Island Def Jam executive VP of marketing Eric Wong has long turned to the gay market for artists ranging from Lopez and Carey (whom he co-manages) to developing acts like Kerli and Neon Trees, whether it's through dance remixes, club promotions or personal appearances. (Lopez played New York's Pride Pier Dance in summer 2006.) And a new wave of major-label pop acts is courting the gay dance-club audience as an early champion.
Warner Bros.' Neon Hitch, best-known to pop audiences for her vocals on Gym Class Heroes' "Ass Back Home," has been working dance singles like "F--- U Betta" to gay clubs for months now, while Young Money's Porcelain Black often squeezed gay-targeted shows in between tour stops with labelmates Minaj and Lil Wayne last year. Atlantic act Marina & the Diamonds' sophomore album, Electra Heart, will get a big gay-marketing push from Fly Life when the album hits U.S. shores next month.
But even gay consumers aren't immune to a tough touring economy, as the founders of Cyndi Lauper's True Colors tour learned in 2009. Established in 2007 to raise funds for the Human Rights Campaign and support of the Matthew Shepard Act (later approved by Congress in October of that year), True Colors was a mega-tour of sorts for gay and gay-friendly acts like Erasure, Gossip, Deborah Harry, the B-52s, the Dresden Dolls and Rufus Wainwright. Successful in large theaters for its first two years, the tour ultimately found its multiple-performer economics unsustainable in the post-recession road climate.

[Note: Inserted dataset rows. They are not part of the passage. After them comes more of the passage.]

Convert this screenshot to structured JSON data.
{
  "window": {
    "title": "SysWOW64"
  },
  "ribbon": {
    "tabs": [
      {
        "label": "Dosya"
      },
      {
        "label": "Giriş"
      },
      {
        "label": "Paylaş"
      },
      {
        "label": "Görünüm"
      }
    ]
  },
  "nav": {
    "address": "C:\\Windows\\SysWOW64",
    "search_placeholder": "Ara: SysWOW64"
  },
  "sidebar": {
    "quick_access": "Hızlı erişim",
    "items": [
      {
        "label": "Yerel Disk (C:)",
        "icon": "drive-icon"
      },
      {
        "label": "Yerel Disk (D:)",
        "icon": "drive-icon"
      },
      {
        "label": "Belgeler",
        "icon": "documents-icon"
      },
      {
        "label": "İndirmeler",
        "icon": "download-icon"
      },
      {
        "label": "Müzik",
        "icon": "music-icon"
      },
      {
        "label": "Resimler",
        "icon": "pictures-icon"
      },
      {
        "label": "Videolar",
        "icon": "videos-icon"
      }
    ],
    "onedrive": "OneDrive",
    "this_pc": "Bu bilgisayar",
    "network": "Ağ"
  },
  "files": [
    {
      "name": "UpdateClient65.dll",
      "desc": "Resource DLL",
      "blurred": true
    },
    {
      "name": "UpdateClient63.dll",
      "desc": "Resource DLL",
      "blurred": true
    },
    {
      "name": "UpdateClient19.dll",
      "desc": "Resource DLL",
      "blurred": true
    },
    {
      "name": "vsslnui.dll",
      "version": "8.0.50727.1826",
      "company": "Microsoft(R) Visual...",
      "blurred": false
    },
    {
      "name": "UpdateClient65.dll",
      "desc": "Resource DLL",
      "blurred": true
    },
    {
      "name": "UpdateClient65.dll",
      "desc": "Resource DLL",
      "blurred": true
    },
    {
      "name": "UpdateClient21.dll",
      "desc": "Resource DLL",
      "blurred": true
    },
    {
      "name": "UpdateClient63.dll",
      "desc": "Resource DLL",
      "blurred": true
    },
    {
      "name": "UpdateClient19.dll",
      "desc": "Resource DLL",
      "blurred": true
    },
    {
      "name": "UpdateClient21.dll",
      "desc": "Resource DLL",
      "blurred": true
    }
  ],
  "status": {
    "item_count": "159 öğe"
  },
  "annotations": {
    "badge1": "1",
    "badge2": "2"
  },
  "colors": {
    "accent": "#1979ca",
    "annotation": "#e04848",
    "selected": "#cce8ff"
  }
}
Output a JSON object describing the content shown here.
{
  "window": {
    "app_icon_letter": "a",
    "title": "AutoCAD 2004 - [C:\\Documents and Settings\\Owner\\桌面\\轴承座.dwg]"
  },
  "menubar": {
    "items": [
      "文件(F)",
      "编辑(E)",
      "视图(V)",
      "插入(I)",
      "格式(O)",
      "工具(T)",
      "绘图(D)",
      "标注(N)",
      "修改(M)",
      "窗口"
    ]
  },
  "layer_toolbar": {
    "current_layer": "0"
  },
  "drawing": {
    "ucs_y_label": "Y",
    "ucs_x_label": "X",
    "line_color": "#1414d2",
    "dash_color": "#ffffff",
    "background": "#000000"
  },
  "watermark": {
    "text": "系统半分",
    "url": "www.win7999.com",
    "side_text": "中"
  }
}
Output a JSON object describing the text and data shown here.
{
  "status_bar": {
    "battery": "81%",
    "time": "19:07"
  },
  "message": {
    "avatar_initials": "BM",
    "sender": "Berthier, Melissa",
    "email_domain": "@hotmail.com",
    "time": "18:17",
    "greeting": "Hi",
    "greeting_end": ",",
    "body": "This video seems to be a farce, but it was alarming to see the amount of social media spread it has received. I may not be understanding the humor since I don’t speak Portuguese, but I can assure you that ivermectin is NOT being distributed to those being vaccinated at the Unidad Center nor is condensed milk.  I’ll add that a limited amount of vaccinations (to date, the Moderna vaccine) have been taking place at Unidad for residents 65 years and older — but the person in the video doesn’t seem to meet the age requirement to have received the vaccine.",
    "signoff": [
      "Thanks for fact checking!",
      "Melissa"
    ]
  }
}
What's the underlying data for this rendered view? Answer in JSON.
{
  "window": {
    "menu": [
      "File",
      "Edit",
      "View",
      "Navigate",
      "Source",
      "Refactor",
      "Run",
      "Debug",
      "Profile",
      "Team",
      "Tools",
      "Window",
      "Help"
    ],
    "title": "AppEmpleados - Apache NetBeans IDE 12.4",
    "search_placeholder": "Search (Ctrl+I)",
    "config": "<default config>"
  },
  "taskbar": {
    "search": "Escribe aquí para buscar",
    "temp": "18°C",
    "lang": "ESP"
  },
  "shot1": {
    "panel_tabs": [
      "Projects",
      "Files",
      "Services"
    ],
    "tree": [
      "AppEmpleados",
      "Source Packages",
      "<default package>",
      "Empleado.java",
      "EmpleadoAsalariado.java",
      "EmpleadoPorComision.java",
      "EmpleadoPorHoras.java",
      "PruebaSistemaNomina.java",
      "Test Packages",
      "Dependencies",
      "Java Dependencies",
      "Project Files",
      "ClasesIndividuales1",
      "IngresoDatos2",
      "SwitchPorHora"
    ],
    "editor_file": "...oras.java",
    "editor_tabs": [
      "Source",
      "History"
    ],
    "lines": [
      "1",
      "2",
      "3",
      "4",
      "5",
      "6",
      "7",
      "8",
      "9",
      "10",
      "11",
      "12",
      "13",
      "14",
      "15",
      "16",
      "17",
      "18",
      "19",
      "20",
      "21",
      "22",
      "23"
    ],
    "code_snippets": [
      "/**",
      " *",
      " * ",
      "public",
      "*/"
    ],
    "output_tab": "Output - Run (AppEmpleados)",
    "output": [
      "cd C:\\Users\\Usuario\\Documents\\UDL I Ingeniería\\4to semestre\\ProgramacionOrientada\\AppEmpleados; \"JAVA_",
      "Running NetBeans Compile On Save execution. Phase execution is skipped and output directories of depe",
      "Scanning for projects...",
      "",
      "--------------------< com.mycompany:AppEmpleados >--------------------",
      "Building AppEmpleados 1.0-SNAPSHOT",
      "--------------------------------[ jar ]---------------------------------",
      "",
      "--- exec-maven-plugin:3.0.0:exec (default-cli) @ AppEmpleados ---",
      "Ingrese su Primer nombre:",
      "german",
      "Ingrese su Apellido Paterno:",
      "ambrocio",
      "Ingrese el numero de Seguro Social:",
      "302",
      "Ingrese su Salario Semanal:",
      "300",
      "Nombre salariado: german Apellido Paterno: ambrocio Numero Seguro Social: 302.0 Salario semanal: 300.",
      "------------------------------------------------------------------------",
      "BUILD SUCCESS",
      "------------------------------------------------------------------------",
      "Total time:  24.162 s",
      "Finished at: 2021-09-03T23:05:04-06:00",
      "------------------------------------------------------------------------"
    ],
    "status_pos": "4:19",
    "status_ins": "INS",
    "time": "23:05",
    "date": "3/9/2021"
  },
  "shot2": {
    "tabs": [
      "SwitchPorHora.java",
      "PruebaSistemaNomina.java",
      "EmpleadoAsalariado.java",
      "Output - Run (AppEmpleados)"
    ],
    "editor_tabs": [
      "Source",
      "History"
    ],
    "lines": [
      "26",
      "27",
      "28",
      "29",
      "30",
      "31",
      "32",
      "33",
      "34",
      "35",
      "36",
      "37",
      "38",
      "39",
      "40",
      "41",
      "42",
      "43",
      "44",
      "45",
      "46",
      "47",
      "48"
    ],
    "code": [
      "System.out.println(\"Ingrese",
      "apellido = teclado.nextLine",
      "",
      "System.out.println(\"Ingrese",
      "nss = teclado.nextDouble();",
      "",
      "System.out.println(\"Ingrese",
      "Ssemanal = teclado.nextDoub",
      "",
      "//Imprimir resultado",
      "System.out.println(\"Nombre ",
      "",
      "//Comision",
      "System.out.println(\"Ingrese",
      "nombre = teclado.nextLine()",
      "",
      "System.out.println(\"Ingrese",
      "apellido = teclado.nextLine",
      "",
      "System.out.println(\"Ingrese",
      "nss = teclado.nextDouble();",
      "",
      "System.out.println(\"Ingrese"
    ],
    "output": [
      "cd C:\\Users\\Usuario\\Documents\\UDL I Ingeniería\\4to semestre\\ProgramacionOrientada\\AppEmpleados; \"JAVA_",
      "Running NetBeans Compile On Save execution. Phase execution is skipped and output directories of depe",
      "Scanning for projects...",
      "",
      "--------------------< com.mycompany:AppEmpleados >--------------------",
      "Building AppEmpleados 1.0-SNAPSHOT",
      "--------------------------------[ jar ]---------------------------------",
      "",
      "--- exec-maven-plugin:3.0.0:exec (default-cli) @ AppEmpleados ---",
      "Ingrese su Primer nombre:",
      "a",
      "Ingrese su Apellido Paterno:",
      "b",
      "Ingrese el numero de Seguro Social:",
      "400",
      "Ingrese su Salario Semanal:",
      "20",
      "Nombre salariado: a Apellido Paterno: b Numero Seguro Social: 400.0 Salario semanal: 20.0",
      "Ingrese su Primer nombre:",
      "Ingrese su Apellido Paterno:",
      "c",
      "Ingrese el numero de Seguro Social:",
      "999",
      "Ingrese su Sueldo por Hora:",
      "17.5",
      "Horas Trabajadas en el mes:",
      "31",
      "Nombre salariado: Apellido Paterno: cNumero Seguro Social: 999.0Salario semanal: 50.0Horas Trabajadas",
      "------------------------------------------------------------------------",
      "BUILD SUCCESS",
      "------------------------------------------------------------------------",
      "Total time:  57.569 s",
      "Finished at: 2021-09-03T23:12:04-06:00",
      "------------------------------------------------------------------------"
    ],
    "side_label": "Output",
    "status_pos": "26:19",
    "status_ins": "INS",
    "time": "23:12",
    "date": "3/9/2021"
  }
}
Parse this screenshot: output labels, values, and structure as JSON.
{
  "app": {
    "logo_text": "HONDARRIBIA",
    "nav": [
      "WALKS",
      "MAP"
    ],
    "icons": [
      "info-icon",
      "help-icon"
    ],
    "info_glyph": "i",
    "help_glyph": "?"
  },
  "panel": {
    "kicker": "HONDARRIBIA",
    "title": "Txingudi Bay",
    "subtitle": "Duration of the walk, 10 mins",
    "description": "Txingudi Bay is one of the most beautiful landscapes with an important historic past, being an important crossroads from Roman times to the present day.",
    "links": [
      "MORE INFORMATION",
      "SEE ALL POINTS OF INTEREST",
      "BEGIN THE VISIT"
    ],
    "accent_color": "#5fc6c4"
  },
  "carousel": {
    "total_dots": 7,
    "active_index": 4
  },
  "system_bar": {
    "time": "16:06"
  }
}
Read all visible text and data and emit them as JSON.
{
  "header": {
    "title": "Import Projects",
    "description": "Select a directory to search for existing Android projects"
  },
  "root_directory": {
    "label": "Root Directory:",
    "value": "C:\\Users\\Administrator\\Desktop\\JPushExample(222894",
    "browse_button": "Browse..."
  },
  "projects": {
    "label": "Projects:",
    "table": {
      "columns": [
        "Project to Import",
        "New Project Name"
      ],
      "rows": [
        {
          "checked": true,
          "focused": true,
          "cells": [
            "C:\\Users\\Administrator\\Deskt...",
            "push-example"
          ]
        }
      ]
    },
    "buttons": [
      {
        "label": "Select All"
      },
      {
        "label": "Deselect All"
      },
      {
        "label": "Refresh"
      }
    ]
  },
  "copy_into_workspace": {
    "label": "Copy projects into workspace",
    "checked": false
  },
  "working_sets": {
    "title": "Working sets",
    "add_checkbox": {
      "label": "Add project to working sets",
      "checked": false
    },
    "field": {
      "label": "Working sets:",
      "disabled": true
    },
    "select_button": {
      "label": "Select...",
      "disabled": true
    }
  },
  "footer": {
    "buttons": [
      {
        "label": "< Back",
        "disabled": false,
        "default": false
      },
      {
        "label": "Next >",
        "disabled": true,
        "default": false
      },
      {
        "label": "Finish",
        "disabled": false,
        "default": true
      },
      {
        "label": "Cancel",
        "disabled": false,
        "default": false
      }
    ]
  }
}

"With a multi-act bill, even if you're trying to do something good for people you don't want to work for free," a founding partner says. "It was an expensive ticket, and we couldn't only go out 40% sold out." The tour has since become a successful annual charity concert in New York.
Beyond pop, there isn't a clear paradigm for other genres to establish more out gay stars like Lambert, Aiken and John. The country community was reluctant to embrace the coming out of Chely Wright in 2010, around the same time Jennifer Knapp became one of the first contemporary Christian singers to come out. Hip-hop remains the last taboo, with the bisexual Banks and male rappers' reactive support of gay marriage signaling baby steps toward an out gay male rapper. In the rock world, Michael Stipe and Rob Halford waited long after their careers were established before announcing they were gay.
Regardless of genre, Epic's Seviour hopes the current cultural climate accelerates the change even faster. "Adam Lambert is the perfect example of someone who owns who he is, makes great pop music and is not defined by sexuality," he says. "He just makes great pop music."